By Dea Fejzullahu
Aleena Sharif is an artist from Karachi, Pakistan known for representing the female body through her craft. She wants females to feel comfortable in their body types, showcasing common insecurities in the form of remarkable art in order to leave the viewer empowered.
Aleena Sharif is a painter from Pakistan who wants to create a safer environment for women and young girls through her art. Her paintings contain a warm ambiance, often playing with different colour tones and shades. She says that the art community has for the most part responded positively to her work, viewing it with both excitement and inspiration.
“I have received a lot of comments about people feeling connected to the figures, as well as how they see themselves in the paintings,” she says.
Her interactions with her audience have made her understand the impact of these paintings in daily life, where some types of the female body have been hidden from the public eye. In Pakistan, it’s hard for females to proudly showcase their bodies because of the country’s belief system. But this fact didn’t stop Sharif from trying to spread her message in her birth country, as she explains.
“In Pakistan, it’s a little different because I must be careful and curate my audience.

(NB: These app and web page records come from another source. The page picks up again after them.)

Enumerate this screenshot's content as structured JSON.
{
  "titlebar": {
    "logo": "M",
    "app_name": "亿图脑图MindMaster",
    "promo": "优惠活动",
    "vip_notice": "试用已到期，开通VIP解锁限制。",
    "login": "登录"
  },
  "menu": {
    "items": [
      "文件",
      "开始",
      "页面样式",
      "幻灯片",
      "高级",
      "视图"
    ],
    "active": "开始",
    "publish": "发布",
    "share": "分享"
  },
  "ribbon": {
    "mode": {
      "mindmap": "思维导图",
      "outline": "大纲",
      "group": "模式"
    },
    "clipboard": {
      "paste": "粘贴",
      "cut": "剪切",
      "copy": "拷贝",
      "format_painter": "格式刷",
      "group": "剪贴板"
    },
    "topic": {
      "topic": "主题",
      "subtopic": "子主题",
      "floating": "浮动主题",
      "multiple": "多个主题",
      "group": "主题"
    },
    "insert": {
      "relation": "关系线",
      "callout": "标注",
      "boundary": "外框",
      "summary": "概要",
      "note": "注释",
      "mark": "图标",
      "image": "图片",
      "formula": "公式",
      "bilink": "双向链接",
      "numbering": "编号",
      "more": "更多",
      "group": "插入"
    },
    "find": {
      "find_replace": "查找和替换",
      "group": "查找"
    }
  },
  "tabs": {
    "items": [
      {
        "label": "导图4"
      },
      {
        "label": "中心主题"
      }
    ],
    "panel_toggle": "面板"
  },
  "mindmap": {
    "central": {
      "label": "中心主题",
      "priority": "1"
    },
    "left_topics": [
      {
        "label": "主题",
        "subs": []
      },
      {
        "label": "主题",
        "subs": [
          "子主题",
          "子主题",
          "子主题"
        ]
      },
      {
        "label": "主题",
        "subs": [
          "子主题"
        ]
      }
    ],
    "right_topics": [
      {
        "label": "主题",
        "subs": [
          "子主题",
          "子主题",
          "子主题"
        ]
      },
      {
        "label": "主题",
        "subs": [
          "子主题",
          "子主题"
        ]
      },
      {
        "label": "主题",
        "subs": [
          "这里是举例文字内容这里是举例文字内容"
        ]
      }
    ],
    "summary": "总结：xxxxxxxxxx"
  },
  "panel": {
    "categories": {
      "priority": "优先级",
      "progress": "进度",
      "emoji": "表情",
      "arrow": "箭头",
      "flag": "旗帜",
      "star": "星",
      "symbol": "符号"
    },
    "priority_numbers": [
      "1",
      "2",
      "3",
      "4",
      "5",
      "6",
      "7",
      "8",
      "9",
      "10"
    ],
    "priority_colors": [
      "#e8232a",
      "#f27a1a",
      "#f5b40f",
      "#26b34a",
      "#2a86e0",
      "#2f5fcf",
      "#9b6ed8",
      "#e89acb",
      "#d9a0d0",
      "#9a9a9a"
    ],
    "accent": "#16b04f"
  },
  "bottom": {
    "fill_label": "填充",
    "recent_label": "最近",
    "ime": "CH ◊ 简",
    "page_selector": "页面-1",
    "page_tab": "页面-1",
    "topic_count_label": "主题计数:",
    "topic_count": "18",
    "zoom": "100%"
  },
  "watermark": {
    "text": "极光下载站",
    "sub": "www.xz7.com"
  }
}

The interactions I’ve had here are more centred around how people feel safe and seen in the presence of the paintings, and how they are happy that work like mine is being shown here.”
Sharif’s works have also been exhibited and received attention in online media.
In the art community, finding your target audience can take a lot of work, but Sharif expresses that she's one of the lucky ones in that aspect, explaining that many people see their own bodies in her art and thus often feel connected right away.
Creative Process and Inspiration
“All my work is very emotion-dependent. So, I will usually be driven by something I am experiencing, which I then try to get down on a canvas,” Sharif says.
For her, the creative process mainly expresses her thoughts about her own body and superstition, but leave viewers to find their own meaning in each piece.
It could be suggested that the painting Seven Rings (see above) inspires confidence in the viewer, or alternatively, it's an excellent way of showing wealth through jewellery. For the artist, however, each ring represents something significant, but Sharif expresses that there is no right answer in analysing her art, and that each piece is left open for interpretation.
Evil Eye is another example of Sharif using symbolism to convey a deeper meaning. Through this piece, she expresses the sense behind the evil eye, with the Pakistani coins being incorporated. As a superstitious person, she always wears an evil eye, and the Pakistani coins represent her feeling closer to home.
“The story behind the piece (above) is that I was feeling a little self-conscious about my body, so I painted this to get that feeling out of my body,” She said of the first painting.
Sharif reveals that the second painting was a result of her removing this energy from the universe, essentially picking the feeling of discomfort and self-consciousness from her mind. She says that while her paintings do contain certain symbols or metaphors, they primarily serve to express and bring physicality to her internal feelings and emotions.
When asked what the point of sharing her paintings was, she explained that he wanted to help spread confidence and self-love through art.
"In my life I’ve been made to make myself smaller, and I want to fight against that. I want women to take up as much space as they can and want to, unapologetically. I want them to demand the attention and respect they deserve,” she says.
She understands that with the restrictions in her country and the risk getting banned on Instagram, it would be much easier to create something safer given the circumstances. However, Sharif has a drive for a better world and is willing to take the risks to express her message of confidence.
“I create work that I want to see in the world, and I wanted to see more of me,” she says. "That, and the female body is just beautiful and fun to paint. I can't get enough."
Erato Magazine always asks artists how they know a piece is finished, and for Sharif, it's almost like a sixth sense.
“Other than the technical aspect of having it work. There’s a moment when you step back from a canvas and feel when it’s done. It feels like a sigh of relief. It’s hard to explain, and each painting has its own journey, but you’ll be able to look at it and know,” she responds.
Challenging Traditional Notions of Art with Female Representation
Her figures are very different from what we usually see in paintings; this is Sharif's way of creating her version of reality. Having studied a lot of historical art, Sharif found that female figures were often being looked at. In her own approach, the painting looks down at the viewer, almost enforcing a sense of respect in the viewer.
“By reversing the roles, it gives control and power to the figures.”
Aleena’s advice to young artists is to create what they want to see in the world themselves.
“It’s an opportunity to create your own world, your own language," she says, adding that, "It’s supposed to be fun."